*Problem requirements*: The records should be repeated word for word, pictures excluded.

*Provided material*:
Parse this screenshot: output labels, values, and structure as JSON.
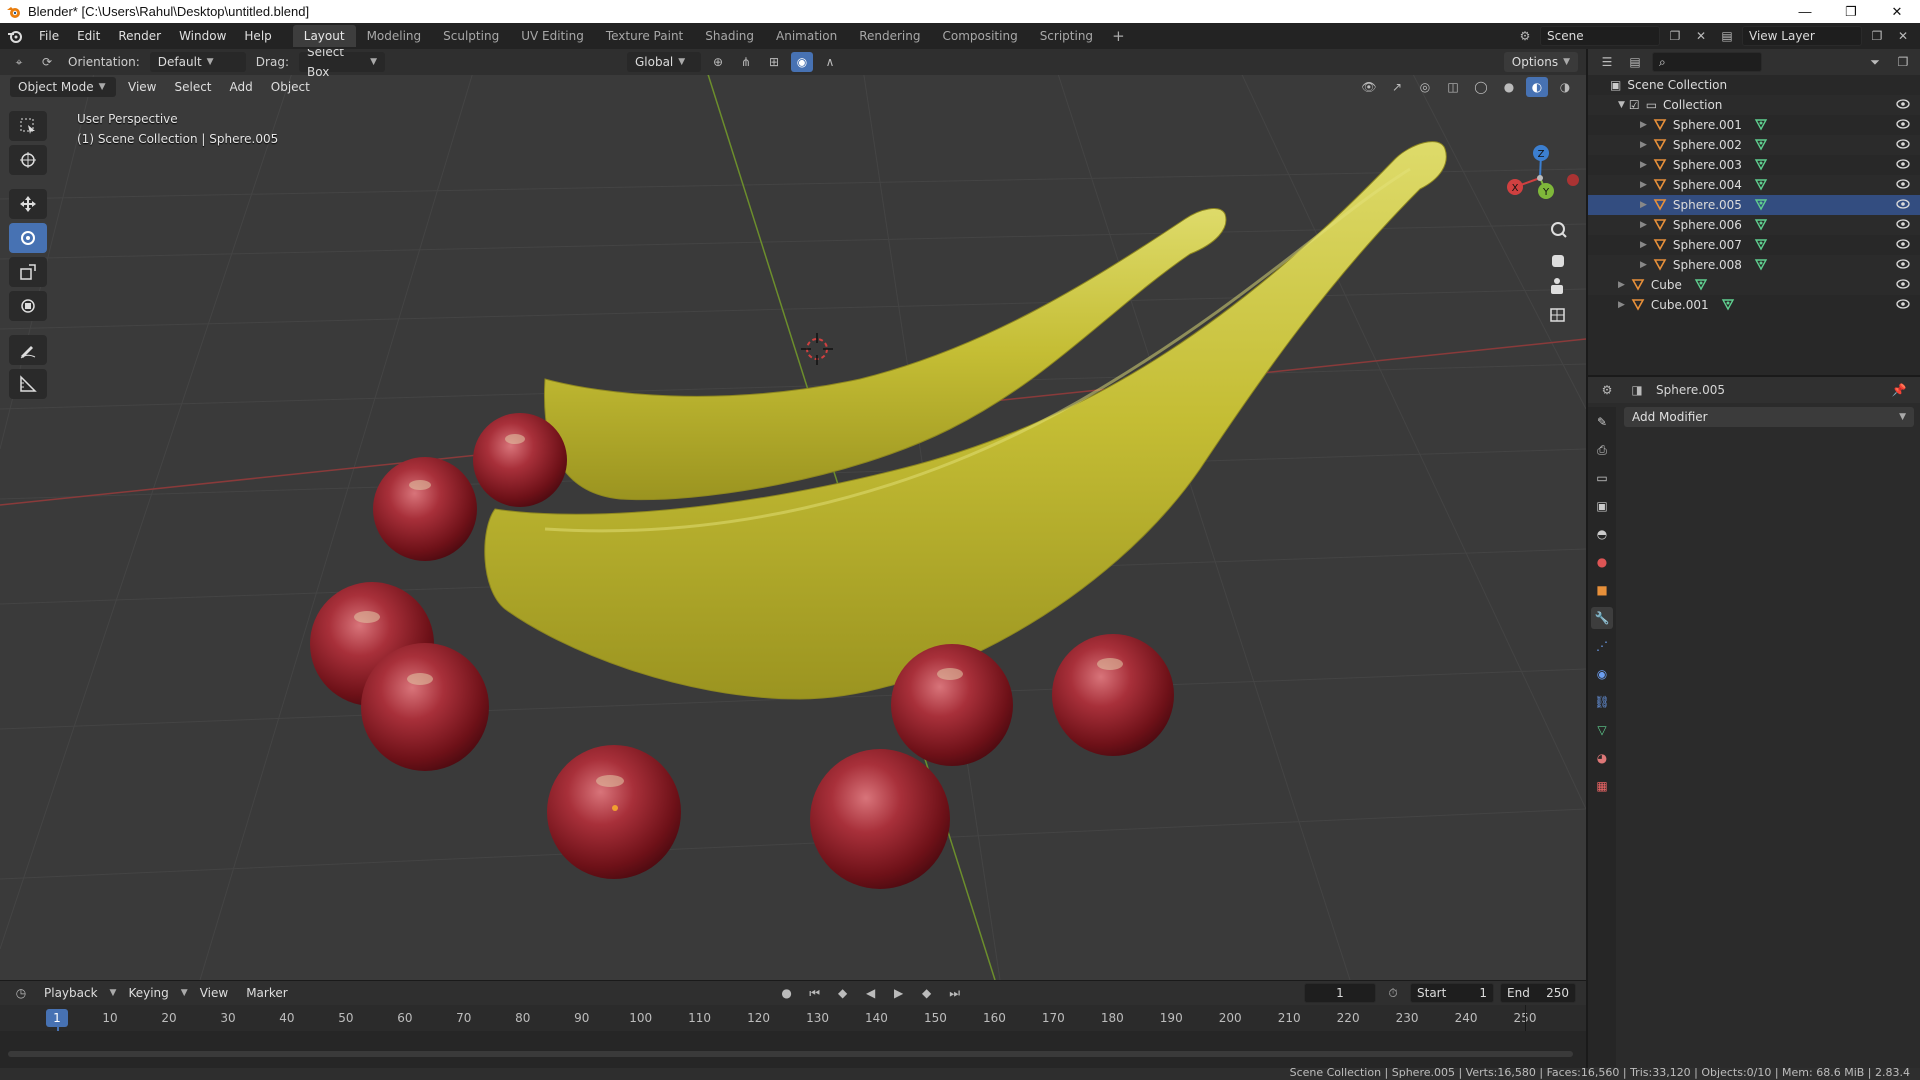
{
  "window": {
    "title": "Blender* [C:\\Users\\Rahul\\Desktop\\untitled.blend]",
    "controls": [
      "—",
      "❐",
      "✕"
    ]
  },
  "menubar": {
    "items": [
      "File",
      "Edit",
      "Render",
      "Window",
      "Help"
    ],
    "workspaces": [
      "Layout",
      "Modeling",
      "Sculpting",
      "UV Editing",
      "Texture Paint",
      "Shading",
      "Animation",
      "Rendering",
      "Compositing",
      "Scripting"
    ],
    "active_workspace": "Layout",
    "add_workspace": "+",
    "scene": "Scene",
    "view_layer": "View Layer"
  },
  "viewport_header": {
    "orientation_label": "Orientation:",
    "orientation_value": "Default",
    "drag_label": "Drag:",
    "drag_value": "Select Box",
    "transform_orientation": "Global",
    "options": "Options",
    "mode": "Object Mode",
    "menus": [
      "View",
      "Select",
      "Add",
      "Object"
    ]
  },
  "viewport_overlay": {
    "perspective": "User Perspective",
    "context": "(1) Scene Collection | Sphere.005"
  },
  "gizmo": {
    "z": "Z",
    "y": "Y",
    "x": "X"
  },
  "outliner": {
    "root": "Scene Collection",
    "collection": "Collection",
    "items": [
      {
        "name": "Sphere.001",
        "selected": false
      },
      {
        "name": "Sphere.002",
        "selected": false
      },
      {
        "name": "Sphere.003",
        "selected": false
      },
      {
        "name": "Sphere.004",
        "selected": false
      },
      {
        "name": "Sphere.005",
        "selected": true
      },
      {
        "name": "Sphere.006",
        "selected": false
      },
      {
        "name": "Sphere.007",
        "selected": false
      },
      {
        "name": "Sphere.008",
        "selected": false
      }
    ],
    "top_level": [
      "Cube",
      "Cube.001"
    ]
  },
  "properties": {
    "object_name": "Sphere.005",
    "add_modifier": "Add Modifier"
  },
  "timeline": {
    "menus": [
      "Playback",
      "Keying",
      "View",
      "Marker"
    ],
    "current_frame": "1",
    "start_label": "Start",
    "start": "1",
    "end_label": "End",
    "end": "250",
    "ticks": [
      "1",
      "10",
      "20",
      "30",
      "40",
      "50",
      "60",
      "70",
      "80",
      "90",
      "100",
      "110",
      "120",
      "130",
      "140",
      "150",
      "160",
      "170",
      "180",
      "190",
      "200",
      "210",
      "220",
      "230",
      "240",
      "250"
    ]
  },
  "statusbar": {
    "stats": "Scene Collection | Sphere.005 | Verts:16,580 | Faces:16,560 | Tris:33,120 | Objects:0/10 | Mem: 68.6 MiB | 2.83.4"
  },
  "colors": {
    "accent": "#4772b3",
    "viewport_bg": "#393939",
    "banana": "#c8c23a",
    "apple": "#8e1c24",
    "axis_x": "#d04040",
    "axis_y": "#7fb83a"
  }
}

*Result below*:
Parse this screenshot: output labels, values, and structure as JSON.
{
  "window": {
    "title": "Blender* [C:\\Users\\Rahul\\Desktop\\untitled.blend]",
    "controls": [
      "—",
      "❐",
      "✕"
    ]
  },
  "menubar": {
    "items": [
      "File",
      "Edit",
      "Render",
      "Window",
      "Help"
    ],
    "workspaces": [
      "Layout",
      "Modeling",
      "Sculpting",
      "UV Editing",
      "Texture Paint",
      "Shading",
      "Animation",
      "Rendering",
      "Compositing",
      "Scripting"
    ],
    "active_workspace": "Layout",
    "add_workspace": "+",
    "scene": "Scene",
    "view_layer": "View Layer"
  },
  "viewport_header": {
    "orientation_label": "Orientation:",
    "orientation_value": "Default",
    "drag_label": "Drag:",
    "drag_value": "Select Box",
    "transform_orientation": "Global",
    "options": "Options",
    "mode": "Object Mode",
    "menus": [
      "View",
      "Select",
      "Add",
      "Object"
    ]
  },
  "viewport_overlay": {
    "perspective": "User Perspective",
    "context": "(1) Scene Collection | Sphere.005"
  },
  "gizmo": {
    "z": "Z",
    "y": "Y",
    "x": "X"
  },
  "outliner": {
    "root": "Scene Collection",
    "collection": "Collection",
    "items": [
      {
        "name": "Sphere.001",
        "selected": false
      },
      {
        "name": "Sphere.002",
        "selected": false
      },
      {
        "name": "Sphere.003",
        "selected": false
      },
      {
        "name": "Sphere.004",
        "selected": false
      },
      {
        "name": "Sphere.005",
        "selected": true
      },
      {
        "name": "Sphere.006",
        "selected": false
      },
      {
        "name": "Sphere.007",
        "selected": false
      },
      {
        "name": "Sphere.008",
        "selected": false
      }
    ],
    "top_level": [
      "Cube",
      "Cube.001"
    ]
  },
  "properties": {
    "object_name": "Sphere.005",
    "add_modifier": "Add Modifier"
  },
  "timeline": {
    "menus": [
      "Playback",
      "Keying",
      "View",
      "Marker"
    ],
    "current_frame": "1",
    "start_label": "Start",
    "start": "1",
    "end_label": "End",
    "end": "250",
    "ticks": [
      "1",
      "10",
      "20",
      "30",
      "40",
      "50",
      "60",
      "70",
      "80",
      "90",
      "100",
      "110",
      "120",
      "130",
      "140",
      "150",
      "160",
      "170",
      "180",
      "190",
      "200",
      "210",
      "220",
      "230",
      "240",
      "250"
    ]
  },
  "statusbar": {
    "stats": "Scene Collection | Sphere.005 | Verts:16,580 | Faces:16,560 | Tris:33,120 | Objects:0/10 | Mem: 68.6 MiB | 2.83.4"
  },
  "colors": {
    "accent": "#4772b3",
    "viewport_bg": "#393939",
    "banana": "#c8c23a",
    "apple": "#8e1c24",
    "axis_x": "#d04040",
    "axis_y": "#7fb83a"
  }
}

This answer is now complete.